EXERCISE OBJECTIVE ▸
Reproduce each entry exactly.

RECORDED INFORMATION ▸
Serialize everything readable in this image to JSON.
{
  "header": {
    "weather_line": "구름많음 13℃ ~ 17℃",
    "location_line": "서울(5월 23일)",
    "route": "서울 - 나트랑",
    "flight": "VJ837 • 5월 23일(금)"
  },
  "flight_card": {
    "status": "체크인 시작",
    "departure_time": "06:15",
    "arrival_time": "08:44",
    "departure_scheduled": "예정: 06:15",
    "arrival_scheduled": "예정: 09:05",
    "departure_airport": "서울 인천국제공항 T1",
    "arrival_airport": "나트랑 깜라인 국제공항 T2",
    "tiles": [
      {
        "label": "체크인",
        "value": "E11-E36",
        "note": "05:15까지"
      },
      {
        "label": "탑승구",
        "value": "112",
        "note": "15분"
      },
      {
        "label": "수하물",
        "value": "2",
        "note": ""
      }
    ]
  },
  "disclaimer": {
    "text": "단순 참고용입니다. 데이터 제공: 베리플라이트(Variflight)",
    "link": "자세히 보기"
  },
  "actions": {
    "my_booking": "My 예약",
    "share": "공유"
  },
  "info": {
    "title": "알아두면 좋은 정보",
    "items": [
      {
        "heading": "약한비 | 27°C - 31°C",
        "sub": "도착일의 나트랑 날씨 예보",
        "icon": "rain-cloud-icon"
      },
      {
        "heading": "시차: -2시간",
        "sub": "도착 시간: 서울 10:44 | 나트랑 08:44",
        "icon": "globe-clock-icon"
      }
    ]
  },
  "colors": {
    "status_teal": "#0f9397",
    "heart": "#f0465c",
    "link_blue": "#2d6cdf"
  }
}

FINAL ANSWER ▸
Serialize everything readable in this image to JSON.
{
  "header": {
    "weather_line": "구름많음 13℃ ~ 17℃",
    "location_line": "서울(5월 23일)",
    "route": "서울 - 나트랑",
    "flight": "VJ837 • 5월 23일(금)"
  },
  "flight_card": {
    "status": "체크인 시작",
    "departure_time": "06:15",
    "arrival_time": "08:44",
    "departure_scheduled": "예정: 06:15",
    "arrival_scheduled": "예정: 09:05",
    "departure_airport": "서울 인천국제공항 T1",
    "arrival_airport": "나트랑 깜라인 국제공항 T2",
    "tiles": [
      {
        "label": "체크인",
        "value": "E11-E36",
        "note": "05:15까지"
      },
      {
        "label": "탑승구",
        "value": "112",
        "note": "15분"
      },
      {
        "label": "수하물",
        "value": "2",
        "note": ""
      }
    ]
  },
  "disclaimer": {
    "text": "단순 참고용입니다. 데이터 제공: 베리플라이트(Variflight)",
    "link": "자세히 보기"
  },
  "actions": {
    "my_booking": "My 예약",
    "share": "공유"
  },
  "info": {
    "title": "알아두면 좋은 정보",
    "items": [
      {
        "heading": "약한비 | 27°C - 31°C",
        "sub": "도착일의 나트랑 날씨 예보",
        "icon": "rain-cloud-icon"
      },
      {
        "heading": "시차: -2시간",
        "sub": "도착 시간: 서울 10:44 | 나트랑 08:44",
        "icon": "globe-clock-icon"
      }
    ]
  },
  "colors": {
    "status_teal": "#0f9397",
    "heart": "#f0465c",
    "link_blue": "#2d6cdf"
  }
}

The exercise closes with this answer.